These numerous narratives, supplying the reader with perspectives and insights the person characters don’t share, generate area for comedy. Shirley is simply too covered up in the psychodrama of her job to note just how her expert martyrdom (a thirty-year battle with feral students, smug more youthful peers, league tables as well as the nationwide curriculum) is observed by her mom, Winsome, whenever she comes back to Barbados for the summer time:

Shirley is winding straight straight down with one glass of wine while gazing dreamily in the ocean want it’s the essential thing that is beautiful ever seen

she behaves just like a tourist whenever she’s here, expects every thing become perfect and wears all white: blouse, pants, comfortable sandals

We just wear white on christmas, Mum, it is symbolic regarding the emotional cleansing We need certainly to go through

Shirley has her secrets, too; we understand that her Sunday routine together with her spouse, Lennox, involves coffee, intercourse and reading the papers, for the reason that purchase, therefore there’s a wink into the audience in Winsome’s second-hand account of procedures: ‘lying during intercourse late on Sunday mornings consuming genuine coffee from the percolator while reading the newspapers, as Shirley reported back’. But while these small withholdings and reticences aren’t significant, other ironies of perspective leave characters at nighttime about items that really do matter.
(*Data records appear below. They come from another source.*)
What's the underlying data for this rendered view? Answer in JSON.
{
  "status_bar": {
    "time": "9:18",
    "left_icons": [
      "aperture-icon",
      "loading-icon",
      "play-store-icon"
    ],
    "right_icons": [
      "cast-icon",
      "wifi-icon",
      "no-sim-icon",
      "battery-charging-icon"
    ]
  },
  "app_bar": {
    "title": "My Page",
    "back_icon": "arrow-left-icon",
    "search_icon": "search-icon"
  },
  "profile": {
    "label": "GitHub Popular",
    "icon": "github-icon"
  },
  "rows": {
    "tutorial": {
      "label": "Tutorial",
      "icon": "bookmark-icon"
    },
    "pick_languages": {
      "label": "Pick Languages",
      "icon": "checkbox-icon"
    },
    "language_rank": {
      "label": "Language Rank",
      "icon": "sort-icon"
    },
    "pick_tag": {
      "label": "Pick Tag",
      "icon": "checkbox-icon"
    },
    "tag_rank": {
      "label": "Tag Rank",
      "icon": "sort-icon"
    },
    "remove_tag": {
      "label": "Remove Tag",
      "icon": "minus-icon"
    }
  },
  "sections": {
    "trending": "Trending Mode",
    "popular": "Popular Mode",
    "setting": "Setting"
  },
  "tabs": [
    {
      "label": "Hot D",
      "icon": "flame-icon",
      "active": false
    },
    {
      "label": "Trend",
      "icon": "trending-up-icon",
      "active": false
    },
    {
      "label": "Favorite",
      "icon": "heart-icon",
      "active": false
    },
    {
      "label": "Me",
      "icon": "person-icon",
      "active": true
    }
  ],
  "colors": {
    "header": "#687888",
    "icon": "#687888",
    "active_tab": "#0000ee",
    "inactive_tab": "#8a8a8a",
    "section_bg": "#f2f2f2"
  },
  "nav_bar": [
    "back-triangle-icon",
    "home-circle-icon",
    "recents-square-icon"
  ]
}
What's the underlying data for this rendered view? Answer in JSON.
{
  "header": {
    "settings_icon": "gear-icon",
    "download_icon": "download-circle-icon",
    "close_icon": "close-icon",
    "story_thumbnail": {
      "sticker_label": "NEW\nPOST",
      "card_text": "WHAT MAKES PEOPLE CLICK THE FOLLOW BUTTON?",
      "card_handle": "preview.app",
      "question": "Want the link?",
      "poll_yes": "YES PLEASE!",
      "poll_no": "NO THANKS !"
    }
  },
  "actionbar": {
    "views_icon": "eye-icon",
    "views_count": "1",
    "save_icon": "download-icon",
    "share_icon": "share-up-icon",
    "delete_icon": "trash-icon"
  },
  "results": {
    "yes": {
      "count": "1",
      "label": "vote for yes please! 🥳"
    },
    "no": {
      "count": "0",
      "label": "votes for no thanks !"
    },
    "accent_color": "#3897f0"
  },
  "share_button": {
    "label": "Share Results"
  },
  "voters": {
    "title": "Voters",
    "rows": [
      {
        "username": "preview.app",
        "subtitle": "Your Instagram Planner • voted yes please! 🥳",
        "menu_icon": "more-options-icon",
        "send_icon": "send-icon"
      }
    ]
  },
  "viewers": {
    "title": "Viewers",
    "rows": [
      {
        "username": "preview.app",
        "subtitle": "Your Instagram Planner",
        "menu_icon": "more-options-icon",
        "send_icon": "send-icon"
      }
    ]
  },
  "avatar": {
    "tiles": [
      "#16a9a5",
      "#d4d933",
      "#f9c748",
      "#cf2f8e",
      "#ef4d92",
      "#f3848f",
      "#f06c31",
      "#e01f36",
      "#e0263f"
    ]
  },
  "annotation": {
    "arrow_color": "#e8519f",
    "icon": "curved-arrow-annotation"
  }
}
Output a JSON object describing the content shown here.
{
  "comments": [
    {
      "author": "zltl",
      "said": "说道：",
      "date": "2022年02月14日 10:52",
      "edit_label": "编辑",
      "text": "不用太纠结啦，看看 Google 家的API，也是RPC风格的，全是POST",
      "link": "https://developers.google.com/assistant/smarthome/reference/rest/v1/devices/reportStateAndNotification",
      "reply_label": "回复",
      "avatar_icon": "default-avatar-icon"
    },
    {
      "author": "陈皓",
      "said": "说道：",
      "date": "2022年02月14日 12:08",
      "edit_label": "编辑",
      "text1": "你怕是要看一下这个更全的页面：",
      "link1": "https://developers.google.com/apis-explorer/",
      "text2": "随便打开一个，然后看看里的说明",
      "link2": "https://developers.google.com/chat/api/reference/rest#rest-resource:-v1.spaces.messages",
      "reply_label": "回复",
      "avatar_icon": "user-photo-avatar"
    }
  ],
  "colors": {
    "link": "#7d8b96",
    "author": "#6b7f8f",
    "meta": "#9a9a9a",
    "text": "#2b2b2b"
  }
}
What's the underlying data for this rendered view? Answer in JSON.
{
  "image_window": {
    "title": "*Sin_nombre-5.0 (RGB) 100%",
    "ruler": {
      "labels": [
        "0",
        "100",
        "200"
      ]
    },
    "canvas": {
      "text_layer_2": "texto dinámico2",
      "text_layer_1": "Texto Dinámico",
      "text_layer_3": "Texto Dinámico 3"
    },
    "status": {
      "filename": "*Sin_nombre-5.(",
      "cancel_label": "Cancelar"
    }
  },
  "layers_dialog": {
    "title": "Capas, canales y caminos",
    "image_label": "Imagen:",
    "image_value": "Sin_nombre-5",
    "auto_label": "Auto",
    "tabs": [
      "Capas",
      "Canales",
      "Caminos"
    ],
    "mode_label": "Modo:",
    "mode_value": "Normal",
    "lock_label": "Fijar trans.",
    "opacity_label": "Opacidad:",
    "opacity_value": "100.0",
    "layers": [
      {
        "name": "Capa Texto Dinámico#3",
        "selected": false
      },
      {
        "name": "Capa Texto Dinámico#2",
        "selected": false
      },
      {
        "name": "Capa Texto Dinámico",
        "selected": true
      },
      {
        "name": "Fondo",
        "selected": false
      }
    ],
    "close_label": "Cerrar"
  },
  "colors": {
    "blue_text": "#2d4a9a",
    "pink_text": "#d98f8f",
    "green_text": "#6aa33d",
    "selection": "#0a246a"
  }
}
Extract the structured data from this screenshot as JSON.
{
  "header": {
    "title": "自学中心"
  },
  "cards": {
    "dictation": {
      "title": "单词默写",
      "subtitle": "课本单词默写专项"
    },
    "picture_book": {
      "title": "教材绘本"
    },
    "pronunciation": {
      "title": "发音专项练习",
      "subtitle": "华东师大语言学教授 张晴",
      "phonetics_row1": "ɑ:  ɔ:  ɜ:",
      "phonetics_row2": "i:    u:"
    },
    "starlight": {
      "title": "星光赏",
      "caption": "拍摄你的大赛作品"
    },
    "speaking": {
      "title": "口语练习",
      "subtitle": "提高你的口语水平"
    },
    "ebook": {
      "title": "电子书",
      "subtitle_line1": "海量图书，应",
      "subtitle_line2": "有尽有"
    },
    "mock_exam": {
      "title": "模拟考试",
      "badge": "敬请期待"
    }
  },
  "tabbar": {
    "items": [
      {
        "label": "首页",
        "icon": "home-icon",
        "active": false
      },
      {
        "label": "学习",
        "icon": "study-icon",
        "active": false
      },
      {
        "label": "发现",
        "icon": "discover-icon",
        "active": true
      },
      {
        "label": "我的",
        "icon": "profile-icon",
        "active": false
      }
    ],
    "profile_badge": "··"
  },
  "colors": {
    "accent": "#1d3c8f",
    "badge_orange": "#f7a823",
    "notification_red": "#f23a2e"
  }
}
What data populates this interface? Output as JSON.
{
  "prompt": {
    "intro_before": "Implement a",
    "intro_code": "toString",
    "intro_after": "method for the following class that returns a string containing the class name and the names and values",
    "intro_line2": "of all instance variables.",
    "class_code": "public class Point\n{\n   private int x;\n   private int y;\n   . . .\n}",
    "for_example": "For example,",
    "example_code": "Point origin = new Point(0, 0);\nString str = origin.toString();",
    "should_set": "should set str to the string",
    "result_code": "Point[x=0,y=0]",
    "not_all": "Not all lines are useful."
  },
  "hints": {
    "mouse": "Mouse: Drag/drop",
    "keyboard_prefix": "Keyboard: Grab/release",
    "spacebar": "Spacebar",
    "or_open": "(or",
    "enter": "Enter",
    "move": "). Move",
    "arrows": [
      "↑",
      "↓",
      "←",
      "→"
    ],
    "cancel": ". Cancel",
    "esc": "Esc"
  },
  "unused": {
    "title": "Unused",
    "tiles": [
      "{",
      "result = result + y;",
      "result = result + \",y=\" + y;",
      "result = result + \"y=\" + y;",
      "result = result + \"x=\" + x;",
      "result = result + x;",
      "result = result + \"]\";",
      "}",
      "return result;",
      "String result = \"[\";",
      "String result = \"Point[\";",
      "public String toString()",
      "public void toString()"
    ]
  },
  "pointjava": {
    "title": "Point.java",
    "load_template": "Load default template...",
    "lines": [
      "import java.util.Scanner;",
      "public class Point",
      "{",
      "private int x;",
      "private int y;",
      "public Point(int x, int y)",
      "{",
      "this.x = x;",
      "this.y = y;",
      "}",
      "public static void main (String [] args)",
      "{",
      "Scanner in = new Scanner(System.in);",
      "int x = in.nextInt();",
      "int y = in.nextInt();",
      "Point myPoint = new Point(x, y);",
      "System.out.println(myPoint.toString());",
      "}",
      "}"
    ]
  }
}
The revelation – towards the audience – of Winsome’s event with Lennox (‘she had been nearly fifty/she deserved to possess this/him’) reflects grimly on Shirley’s contentment that is marital her belief that her spouse won’t ever cheat on her behalf, her aspire to escape Amma’s thespy celebration at the end of the novel and ‘snuggle up in the settee with Lennox … and get caught up in the Bake Off finale’. Even even Worse, there clearly was LaTisha’s misreading of Trey, quickly to function as the dad of son or daughter number 3, on such basis as their social networking profile (‘no girls after all, an indication he ended up beingn’t a player and ended up being looking forward to just the right woman to arrive before he committed’) – the same Trey we final saw abandoning Carole, aged 13, naked in an area park after a celebration: ‘You were gagging because of it, and also by just how, you’re great.’ Here, the inequities of data which make irony possible are acclimatized to show within the bigger inequities – of real information, of energy – that often structure intimate encounters.